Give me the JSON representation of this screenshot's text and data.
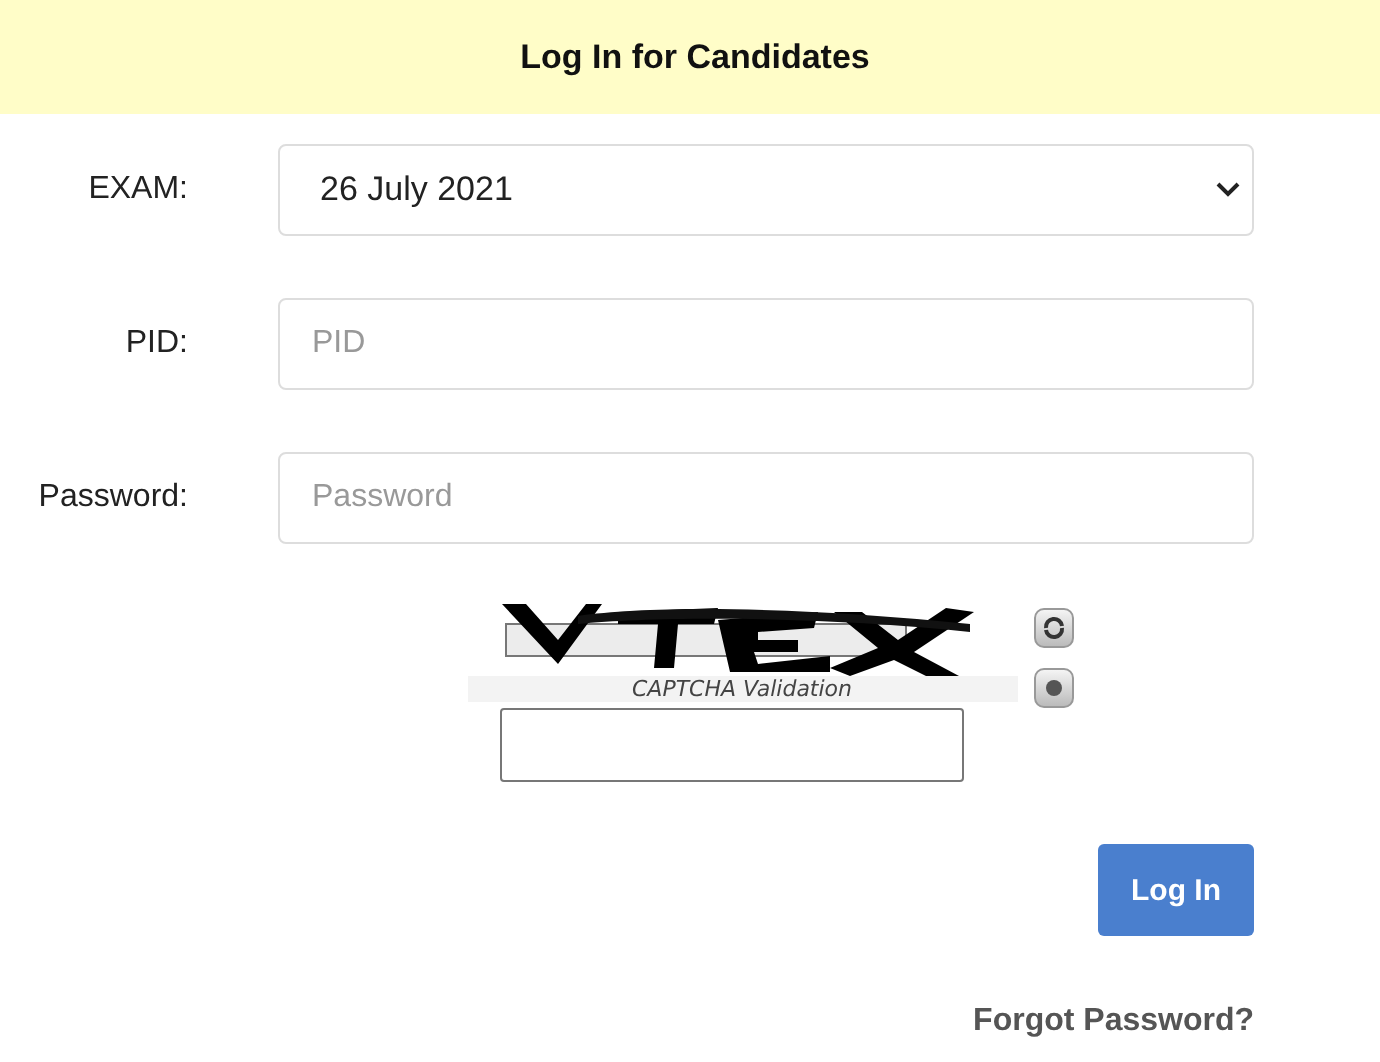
{
  "header": {
    "title": "Log In for Candidates"
  },
  "fields": [
    {
      "kind": "select",
      "label": "EXAM:",
      "value": "26 July 2021"
    },
    {
      "kind": "text",
      "label": "PID:",
      "placeholder": "PID"
    },
    {
      "kind": "password",
      "label": "Password:",
      "placeholder": "Password"
    }
  ],
  "captcha": {
    "caption": "CAPTCHA Validation"
  },
  "login_button": "Log In",
  "forgot_link": "Forgot Password?"
}
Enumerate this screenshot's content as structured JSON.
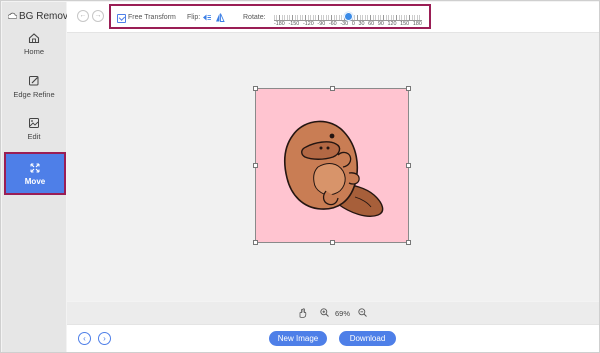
{
  "app": {
    "title": "BG Remover"
  },
  "sidebar": {
    "items": [
      {
        "label": "Home",
        "icon": "home-icon"
      },
      {
        "label": "Edge Refine",
        "icon": "edge-refine-icon"
      },
      {
        "label": "Edit",
        "icon": "edit-image-icon"
      },
      {
        "label": "Move",
        "icon": "move-icon",
        "active": true
      }
    ]
  },
  "toolbar": {
    "free_transform_label": "Free Transform",
    "free_transform_checked": true,
    "flip_label": "Flip:",
    "rotate_label": "Rotate:",
    "rotate_ticks": [
      "-180",
      "-150",
      "-120",
      "-90",
      "-60",
      "-30",
      "0",
      "30",
      "60",
      "90",
      "120",
      "150",
      "180"
    ],
    "rotate_value": 0
  },
  "zoom": {
    "level": "69%"
  },
  "footer": {
    "new_image_label": "New Image",
    "download_label": "Download"
  },
  "colors": {
    "accent": "#4e7fe8",
    "highlight": "#9a1e55",
    "canvas_bg": "#ffc4d0"
  }
}
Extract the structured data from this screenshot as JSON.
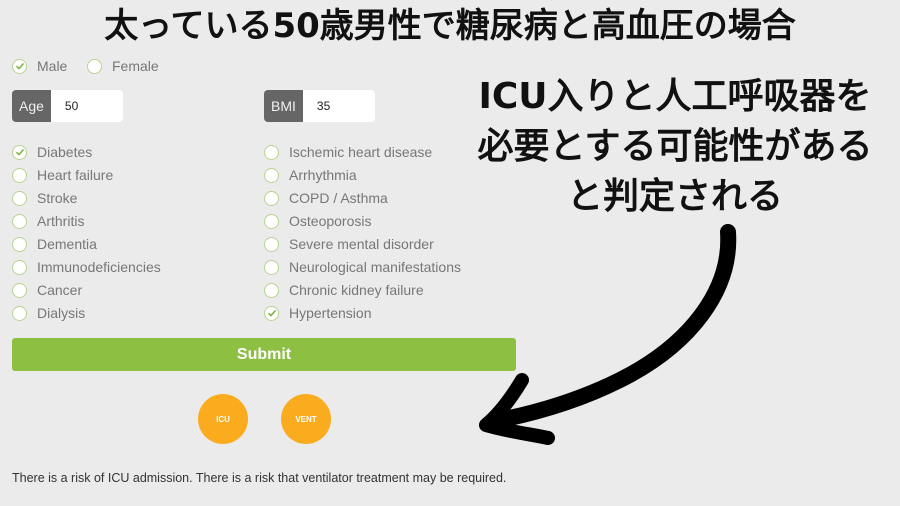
{
  "headline": "太っている50歳男性で糖尿病と高血圧の場合",
  "annotation": {
    "lines": [
      "ICU入りと人工呼吸器を",
      "必要とする可能性がある",
      "と判定される"
    ]
  },
  "sex": {
    "options": [
      {
        "label": "Male",
        "checked": true
      },
      {
        "label": "Female",
        "checked": false
      }
    ]
  },
  "age": {
    "label": "Age",
    "value": "50"
  },
  "bmi": {
    "label": "BMI",
    "value": "35"
  },
  "conditions_left": [
    {
      "label": "Diabetes",
      "checked": true
    },
    {
      "label": "Heart failure",
      "checked": false
    },
    {
      "label": "Stroke",
      "checked": false
    },
    {
      "label": "Arthritis",
      "checked": false
    },
    {
      "label": "Dementia",
      "checked": false
    },
    {
      "label": "Immunodeficiencies",
      "checked": false
    },
    {
      "label": "Cancer",
      "checked": false
    },
    {
      "label": "Dialysis",
      "checked": false
    }
  ],
  "conditions_right": [
    {
      "label": "Ischemic heart disease",
      "checked": false
    },
    {
      "label": "Arrhythmia",
      "checked": false
    },
    {
      "label": "COPD / Asthma",
      "checked": false
    },
    {
      "label": "Osteoporosis",
      "checked": false
    },
    {
      "label": "Severe mental disorder",
      "checked": false
    },
    {
      "label": "Neurological manifestations",
      "checked": false
    },
    {
      "label": "Chronic kidney failure",
      "checked": false
    },
    {
      "label": "Hypertension",
      "checked": true
    }
  ],
  "submit_label": "Submit",
  "badges": [
    {
      "label": "ICU",
      "color": "#fbac1e"
    },
    {
      "label": "VENT",
      "color": "#fbac1e"
    }
  ],
  "result_text": "There is a risk of ICU admission. There is a risk that ventilator treatment may be required.",
  "colors": {
    "accent_green": "#8dbf43",
    "badge_orange": "#fbac1e",
    "background": "#ebebeb"
  }
}
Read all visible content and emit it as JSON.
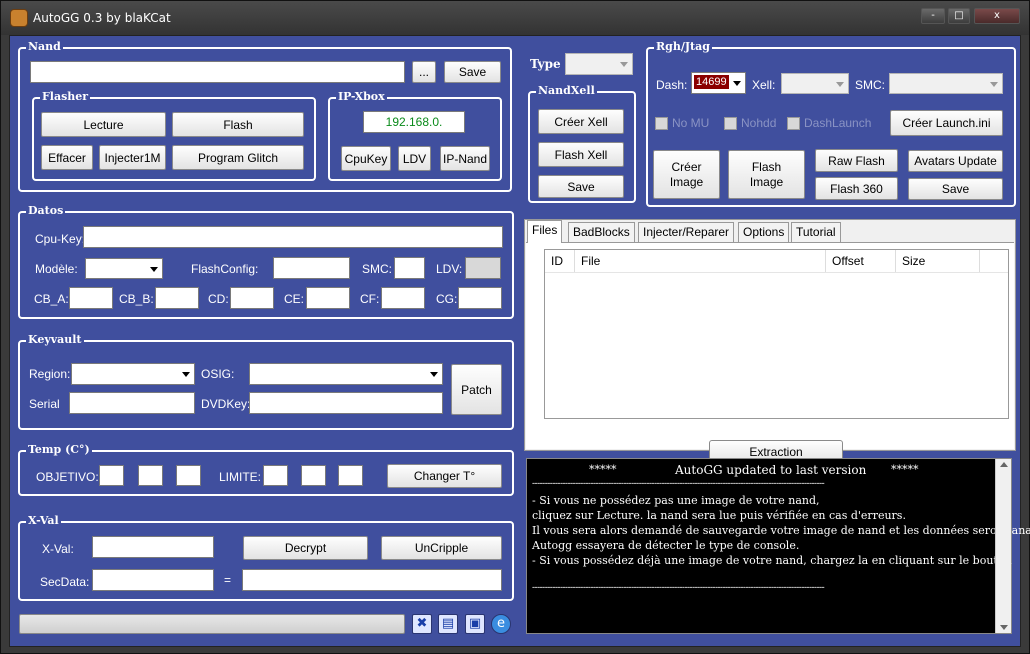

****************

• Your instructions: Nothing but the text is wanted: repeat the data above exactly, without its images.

• Answer to this exercise:
Give me the JSON representation of this screenshot's text and data.
{
  "header": {
    "title": "Log In for Candidates"
  },
  "fields": [
    {
      "kind": "select",
      "label": "EXAM:",
      "value": "26 July 2021"
    },
    {
      "kind": "text",
      "label": "PID:",
      "placeholder": "PID"
    },
    {
      "kind": "password",
      "label": "Password:",
      "placeholder": "Password"
    }
  ],
  "captcha": {
    "caption": "CAPTCHA Validation"
  },
  "login_button": "Log In",
  "forgot_link": "Forgot Password?"
}
Enumerate this screenshot's content as structured JSON.
{
  "app": {
    "title": "BG Remover"
  },
  "sidebar": {
    "items": [
      {
        "label": "Home",
        "icon": "home-icon"
      },
      {
        "label": "Edge Refine",
        "icon": "edge-refine-icon"
      },
      {
        "label": "Edit",
        "icon": "edit-image-icon"
      },
      {
        "label": "Move",
        "icon": "move-icon",
        "active": true
      }
    ]
  },
  "toolbar": {
    "free_transform_label": "Free Transform",
    "free_transform_checked": true,
    "flip_label": "Flip:",
    "rotate_label": "Rotate:",
    "rotate_ticks": [
      "-180",
      "-150",
      "-120",
      "-90",
      "-60",
      "-30",
      "0",
      "30",
      "60",
      "90",
      "120",
      "150",
      "180"
    ],
    "rotate_value": 0
  },
  "zoom": {
    "level": "69%"
  },
  "footer": {
    "new_image_label": "New Image",
    "download_label": "Download"
  },
  "colors": {
    "accent": "#4e7fe8",
    "highlight": "#9a1e55",
    "canvas_bg": "#ffc4d0"
  }
}
Extract the structured data from this screenshot as JSON.
{
  "headline": "太っている50歳男性で糖尿病と高血圧の場合",
  "annotation": {
    "lines": [
      "ICU入りと人工呼吸器を",
      "必要とする可能性がある",
      "と判定される"
    ]
  },
  "sex": {
    "options": [
      {
        "label": "Male",
        "checked": true
      },
      {
        "label": "Female",
        "checked": false
      }
    ]
  },
  "age": {
    "label": "Age",
    "value": "50"
  },
  "bmi": {
    "label": "BMI",
    "value": "35"
  },
  "conditions_left": [
    {
      "label": "Diabetes",
      "checked": true
    },
    {
      "label": "Heart failure",
      "checked": false
    },
    {
      "label": "Stroke",
      "checked": false
    },
    {
      "label": "Arthritis",
      "checked": false
    },
    {
      "label": "Dementia",
      "checked": false
    },
    {
      "label": "Immunodeficiencies",
      "checked": false
    },
    {
      "label": "Cancer",
      "checked": false
    },
    {
      "label": "Dialysis",
      "checked": false
    }
  ],
  "conditions_right": [
    {
      "label": "Ischemic heart disease",
      "checked": false
    },
    {
      "label": "Arrhythmia",
      "checked": false
    },
    {
      "label": "COPD / Asthma",
      "checked": false
    },
    {
      "label": "Osteoporosis",
      "checked": false
    },
    {
      "label": "Severe mental disorder",
      "checked": false
    },
    {
      "label": "Neurological manifestations",
      "checked": false
    },
    {
      "label": "Chronic kidney failure",
      "checked": false
    },
    {
      "label": "Hypertension",
      "checked": true
    }
  ],
  "submit_label": "Submit",
  "badges": [
    {
      "label": "ICU",
      "color": "#fbac1e"
    },
    {
      "label": "VENT",
      "color": "#fbac1e"
    }
  ],
  "result_text": "There is a risk of ICU admission. There is a risk that ventilator treatment may be required.",
  "colors": {
    "accent_green": "#8dbf43",
    "badge_orange": "#fbac1e",
    "background": "#ebebeb"
  }
}
Read all visible content and emit it as JSON.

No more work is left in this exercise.